Kendall: ‘Unthinkable’ That Congress Could Fail to Pass Budget, Ukraine Aid

AURORA, Colo.—Secretary of the Air Force Frank Kendall said Feb. 14 that Congress’s inability to enact critical government funding and national security legislation is “unthinkable” because it will delay military modernization at a pivotal time. 

“These are historic times with a lot at stake on the table, both for our military and our continuous strategic competition as well as for the conflicts that are currently happening,” Kendall said. “It’s impossible to overstate the importance of doing these things.”

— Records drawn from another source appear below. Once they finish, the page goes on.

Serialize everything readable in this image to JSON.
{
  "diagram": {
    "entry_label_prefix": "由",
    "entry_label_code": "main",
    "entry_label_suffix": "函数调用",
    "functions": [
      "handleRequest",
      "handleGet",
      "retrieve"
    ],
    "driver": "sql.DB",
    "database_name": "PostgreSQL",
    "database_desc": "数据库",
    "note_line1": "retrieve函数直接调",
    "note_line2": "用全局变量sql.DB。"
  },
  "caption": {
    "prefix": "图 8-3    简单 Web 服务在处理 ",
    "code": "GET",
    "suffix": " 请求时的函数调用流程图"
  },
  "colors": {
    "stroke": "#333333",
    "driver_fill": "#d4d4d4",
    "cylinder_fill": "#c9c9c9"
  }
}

In the absence of a fiscal 2024 budget, the Pentagon has been operating under continuing resolutions, which largely keep spending frozen at the previous year’s levels and preclude new starts, though there have been carveouts for investments in America’s chronically delayed submarine construction. 

CRs are designed as a short-term mechanism to prevent government shutdowns but have become commonplace amid Washington’s increased political infighting over the past decade or so.

The stopgap measure the government is operating under is “truly devastating” Kendall said in the closing session of the AFA Warfare Symposium.

According to a Department of the Air Force briefing document, a yearlong CR would represent an estimated eight percent cut in its budget absent inflation, reducing the Department of the Air Force’s buying power by nearly $13 billion. The DOD has already been operating under continuing resolutions since the start of fiscal 2024 on Oct. 1, four and a half months ago.

Meanwhile, a national security supplemental bill is also stalled on Capitol Hill. It contains $95 billion to fund military aid to Ukraine and Israel as well as funds to pay for U.S. military operations in the Middle East after an uptick in attacks by Iranian-backed groups since Hamas’s Oct. 7 attack on Israel.  The bill passed the Senate, but House Speaker Mike Johnson (R-La.) is balking at bringing the measure to the floor as lawmakers wrangle over budget priorities. 

“The idea that we could fail in preventing Russian aggression from succeeding, I think is really almost unthinkable to me,” Kendall said. “That we could not be as prepared as we possibly can be to meet our pacing challenge is equally unthinkable. We’ve got to get these resources. Most of my life, we were united politically about our threats and what we needed to do about them.”

Secretary of Defense Lloyd J. Austin III also underscored his concern in a Feb. 13 statement on the two bills.

“Top Ukrainian defense officials have already warned us that their units no longer have the stores of ammunition that they need to hold off Putin’s invading forces,” Austin said in a statement. “I also call upon Congress to pass a full-year appropriation. Failure to fund the Defense Department in line with the annual defense bill would have serious consequences for America’s security, economy, global standing, and democracy.”

But perhaps the starkest warning came from the outgoing head of Air Combat Command, Gen. Mark Kelly.

Kelly said during a panel session on global threats Feb. 13 that China is serious about building up its military to pursue its foreign policy objectives, while Russia is too—without delay.

“If you look at Russia, they’re pretty serious about their war fight,” Kelly said. “If you look at Ukraine, they’re pretty serious about their war fight for existential purposes. If you look at what Iran is doing, they’re pretty serious about their war fight. And zero of those nations operate under a continuing resolution.”